Texas resident Amber Young, who was recently diagnosed with an upper respiratory infection, is one of many patients who has received professional diagnoses and treatments without ever stepping foot in a doctor's office.
"I was as suspicious as anyone about getting treated over the computer," Young told Kaiser Health News after she spoke with a doctor via instant message and over the phone. "But, I could not have been happier with the service."
Despite the cost benefits of these telemedicine initiatives, doctors do need to guarantee that technology is sufficient for them to properly communicate with patients, in addition to making sure they have enough time in their day to properly meet with patients over the phone or computer. Of course, the more doctors use health IT throughout their practices, the more time they will be able to channel away from administrative practices and toward direct meetings with patients.
Healthcare professionals also need to be careful about which patients they use telemedicine initiatives with. Studies have shown that patients want their doctors to show concern for them, which is why some have questioned the potentially impersonal nature of a physician bringing in a laptop or tablet into an examination room during an appointment. Telemedicine may need to be reserved for patients who opt into such a program or those who have been with a particular doctor for a longer period of time.
Physicians may also need to contend with HIPAA violations if they are not careful about how they integrate telemedicine into their treatment techniques, especially if a doctor has never before met with a patient face-to-face.
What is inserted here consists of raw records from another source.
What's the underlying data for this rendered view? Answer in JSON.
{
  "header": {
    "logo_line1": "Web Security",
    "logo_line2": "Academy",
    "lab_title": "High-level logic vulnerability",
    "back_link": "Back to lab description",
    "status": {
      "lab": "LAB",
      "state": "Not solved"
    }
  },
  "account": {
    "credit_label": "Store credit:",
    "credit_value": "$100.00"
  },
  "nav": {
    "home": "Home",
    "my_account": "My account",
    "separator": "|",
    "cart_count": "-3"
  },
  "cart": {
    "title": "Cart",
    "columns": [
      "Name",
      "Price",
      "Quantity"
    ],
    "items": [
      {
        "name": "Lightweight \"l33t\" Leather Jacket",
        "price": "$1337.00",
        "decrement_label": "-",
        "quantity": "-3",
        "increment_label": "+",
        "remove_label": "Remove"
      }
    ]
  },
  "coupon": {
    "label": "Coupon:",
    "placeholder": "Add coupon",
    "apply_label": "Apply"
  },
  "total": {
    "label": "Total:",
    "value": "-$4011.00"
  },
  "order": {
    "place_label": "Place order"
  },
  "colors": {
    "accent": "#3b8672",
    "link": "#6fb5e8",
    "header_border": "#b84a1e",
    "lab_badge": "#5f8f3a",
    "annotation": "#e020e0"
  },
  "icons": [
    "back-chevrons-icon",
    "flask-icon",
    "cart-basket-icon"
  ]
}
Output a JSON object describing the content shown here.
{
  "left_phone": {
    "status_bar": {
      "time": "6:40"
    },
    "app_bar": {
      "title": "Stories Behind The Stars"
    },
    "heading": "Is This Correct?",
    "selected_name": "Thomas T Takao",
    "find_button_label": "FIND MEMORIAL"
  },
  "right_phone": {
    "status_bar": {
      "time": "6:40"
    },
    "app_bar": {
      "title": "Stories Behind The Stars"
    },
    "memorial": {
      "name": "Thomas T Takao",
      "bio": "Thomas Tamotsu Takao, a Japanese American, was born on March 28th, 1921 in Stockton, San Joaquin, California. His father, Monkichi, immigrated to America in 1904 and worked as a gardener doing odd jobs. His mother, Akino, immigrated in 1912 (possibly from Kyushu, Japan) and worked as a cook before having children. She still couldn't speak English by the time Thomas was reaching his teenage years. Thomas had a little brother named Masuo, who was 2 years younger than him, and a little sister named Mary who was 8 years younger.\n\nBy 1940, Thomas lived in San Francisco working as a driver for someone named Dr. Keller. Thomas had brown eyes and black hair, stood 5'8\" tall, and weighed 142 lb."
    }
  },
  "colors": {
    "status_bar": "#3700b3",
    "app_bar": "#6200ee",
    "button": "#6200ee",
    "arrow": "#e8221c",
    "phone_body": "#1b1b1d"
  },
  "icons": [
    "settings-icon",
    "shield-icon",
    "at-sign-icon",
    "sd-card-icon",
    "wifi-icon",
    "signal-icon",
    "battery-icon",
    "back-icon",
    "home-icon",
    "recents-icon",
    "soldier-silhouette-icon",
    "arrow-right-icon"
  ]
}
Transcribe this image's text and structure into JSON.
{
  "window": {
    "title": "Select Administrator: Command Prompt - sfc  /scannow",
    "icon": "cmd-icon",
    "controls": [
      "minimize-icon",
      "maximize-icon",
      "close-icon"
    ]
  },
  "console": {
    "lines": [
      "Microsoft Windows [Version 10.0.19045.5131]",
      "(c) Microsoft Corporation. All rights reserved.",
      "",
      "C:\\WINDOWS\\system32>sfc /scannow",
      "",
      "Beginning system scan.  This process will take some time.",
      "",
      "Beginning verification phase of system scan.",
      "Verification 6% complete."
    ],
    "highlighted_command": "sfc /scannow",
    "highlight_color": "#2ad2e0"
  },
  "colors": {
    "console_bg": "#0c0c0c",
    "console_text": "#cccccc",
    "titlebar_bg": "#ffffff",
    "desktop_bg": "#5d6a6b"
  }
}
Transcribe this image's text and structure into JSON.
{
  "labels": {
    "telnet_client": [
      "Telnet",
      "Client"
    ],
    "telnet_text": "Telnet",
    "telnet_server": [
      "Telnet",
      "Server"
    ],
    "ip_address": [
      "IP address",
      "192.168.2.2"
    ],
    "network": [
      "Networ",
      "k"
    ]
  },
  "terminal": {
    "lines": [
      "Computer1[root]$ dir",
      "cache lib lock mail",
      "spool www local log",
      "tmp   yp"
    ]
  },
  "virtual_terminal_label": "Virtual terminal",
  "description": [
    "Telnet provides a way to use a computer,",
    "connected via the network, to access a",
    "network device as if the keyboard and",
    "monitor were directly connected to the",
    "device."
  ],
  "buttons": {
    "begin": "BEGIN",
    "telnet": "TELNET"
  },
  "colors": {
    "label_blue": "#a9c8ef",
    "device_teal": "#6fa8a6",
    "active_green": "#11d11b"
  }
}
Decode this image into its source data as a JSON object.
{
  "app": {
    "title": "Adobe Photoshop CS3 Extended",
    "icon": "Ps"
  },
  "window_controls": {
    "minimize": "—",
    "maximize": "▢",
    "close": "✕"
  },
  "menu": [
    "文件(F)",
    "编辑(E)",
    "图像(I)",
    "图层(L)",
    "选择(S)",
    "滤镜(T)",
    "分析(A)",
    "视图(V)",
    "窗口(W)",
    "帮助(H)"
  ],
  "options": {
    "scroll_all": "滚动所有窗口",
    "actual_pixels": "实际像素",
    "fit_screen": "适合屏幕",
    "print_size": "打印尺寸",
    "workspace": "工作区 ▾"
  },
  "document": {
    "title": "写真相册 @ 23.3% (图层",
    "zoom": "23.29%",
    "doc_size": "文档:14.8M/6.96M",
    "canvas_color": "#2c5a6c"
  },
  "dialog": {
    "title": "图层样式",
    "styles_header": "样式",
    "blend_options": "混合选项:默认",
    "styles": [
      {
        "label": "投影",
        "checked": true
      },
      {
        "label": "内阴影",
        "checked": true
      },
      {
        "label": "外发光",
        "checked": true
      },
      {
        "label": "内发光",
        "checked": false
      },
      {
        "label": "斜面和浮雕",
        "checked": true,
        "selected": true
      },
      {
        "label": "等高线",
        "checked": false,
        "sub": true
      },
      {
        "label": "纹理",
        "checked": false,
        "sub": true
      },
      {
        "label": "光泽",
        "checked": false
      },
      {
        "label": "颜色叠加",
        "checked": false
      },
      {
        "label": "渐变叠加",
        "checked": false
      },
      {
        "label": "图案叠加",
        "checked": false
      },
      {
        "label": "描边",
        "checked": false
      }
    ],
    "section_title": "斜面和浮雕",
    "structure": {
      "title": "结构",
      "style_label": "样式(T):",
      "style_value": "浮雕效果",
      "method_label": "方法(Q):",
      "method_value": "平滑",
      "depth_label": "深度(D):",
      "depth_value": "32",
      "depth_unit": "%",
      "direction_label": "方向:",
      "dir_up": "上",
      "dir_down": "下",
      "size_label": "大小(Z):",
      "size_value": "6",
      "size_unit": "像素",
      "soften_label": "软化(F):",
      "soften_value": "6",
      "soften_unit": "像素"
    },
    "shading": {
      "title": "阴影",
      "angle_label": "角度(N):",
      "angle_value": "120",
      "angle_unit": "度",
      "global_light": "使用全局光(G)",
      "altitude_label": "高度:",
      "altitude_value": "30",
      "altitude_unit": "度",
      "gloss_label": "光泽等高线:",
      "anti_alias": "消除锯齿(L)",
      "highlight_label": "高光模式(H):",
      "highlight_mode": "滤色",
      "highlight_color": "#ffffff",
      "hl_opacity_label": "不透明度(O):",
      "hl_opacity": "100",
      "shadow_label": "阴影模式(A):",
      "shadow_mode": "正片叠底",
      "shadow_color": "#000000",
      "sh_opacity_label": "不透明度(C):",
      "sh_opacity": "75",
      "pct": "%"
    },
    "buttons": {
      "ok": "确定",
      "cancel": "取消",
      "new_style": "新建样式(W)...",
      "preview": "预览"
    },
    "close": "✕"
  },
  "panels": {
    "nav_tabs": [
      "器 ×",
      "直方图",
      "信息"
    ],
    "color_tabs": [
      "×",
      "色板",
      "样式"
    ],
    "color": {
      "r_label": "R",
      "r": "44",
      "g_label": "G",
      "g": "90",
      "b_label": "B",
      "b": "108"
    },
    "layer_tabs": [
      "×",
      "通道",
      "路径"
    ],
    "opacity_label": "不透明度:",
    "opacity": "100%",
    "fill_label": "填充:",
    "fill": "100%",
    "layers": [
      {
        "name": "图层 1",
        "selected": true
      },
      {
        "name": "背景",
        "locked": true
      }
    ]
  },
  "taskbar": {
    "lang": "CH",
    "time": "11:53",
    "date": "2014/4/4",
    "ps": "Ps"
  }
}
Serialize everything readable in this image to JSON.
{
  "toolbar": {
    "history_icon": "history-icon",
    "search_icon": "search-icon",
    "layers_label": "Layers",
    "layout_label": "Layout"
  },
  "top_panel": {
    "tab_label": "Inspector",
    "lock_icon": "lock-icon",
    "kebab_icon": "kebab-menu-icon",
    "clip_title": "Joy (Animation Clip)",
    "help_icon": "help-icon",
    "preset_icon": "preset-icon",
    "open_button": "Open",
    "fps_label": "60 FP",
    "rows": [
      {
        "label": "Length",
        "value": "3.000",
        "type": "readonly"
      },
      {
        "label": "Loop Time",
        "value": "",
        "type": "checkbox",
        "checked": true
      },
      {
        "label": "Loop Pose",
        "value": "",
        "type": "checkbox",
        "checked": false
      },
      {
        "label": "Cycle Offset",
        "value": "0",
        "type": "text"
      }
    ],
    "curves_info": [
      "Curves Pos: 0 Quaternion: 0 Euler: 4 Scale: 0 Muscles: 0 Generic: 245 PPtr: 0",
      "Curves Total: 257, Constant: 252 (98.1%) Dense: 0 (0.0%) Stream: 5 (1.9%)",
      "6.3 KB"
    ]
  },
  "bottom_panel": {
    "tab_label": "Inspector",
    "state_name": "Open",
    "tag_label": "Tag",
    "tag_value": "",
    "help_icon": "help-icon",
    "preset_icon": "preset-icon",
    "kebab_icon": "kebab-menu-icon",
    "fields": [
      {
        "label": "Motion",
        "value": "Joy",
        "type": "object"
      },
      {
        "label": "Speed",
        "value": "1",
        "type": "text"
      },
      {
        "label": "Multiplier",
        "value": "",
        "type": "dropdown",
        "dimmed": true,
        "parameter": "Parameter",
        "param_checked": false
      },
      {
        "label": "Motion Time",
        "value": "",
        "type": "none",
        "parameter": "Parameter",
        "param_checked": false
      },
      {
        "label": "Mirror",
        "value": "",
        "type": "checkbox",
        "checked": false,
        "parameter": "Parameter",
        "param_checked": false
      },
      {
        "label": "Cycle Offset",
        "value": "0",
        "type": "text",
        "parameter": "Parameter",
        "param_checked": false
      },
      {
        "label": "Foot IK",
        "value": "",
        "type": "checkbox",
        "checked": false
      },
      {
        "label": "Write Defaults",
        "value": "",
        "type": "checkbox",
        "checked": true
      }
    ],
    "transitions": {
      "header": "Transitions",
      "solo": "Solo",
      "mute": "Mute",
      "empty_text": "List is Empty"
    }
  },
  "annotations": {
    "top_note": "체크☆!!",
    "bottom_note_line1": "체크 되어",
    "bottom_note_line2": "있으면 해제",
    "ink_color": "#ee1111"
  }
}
Some states frown upon this practice, so individual practices may want to work with a legal nurse consultant to ensure compliance with all government provisions while still treating patients in the best ways possible.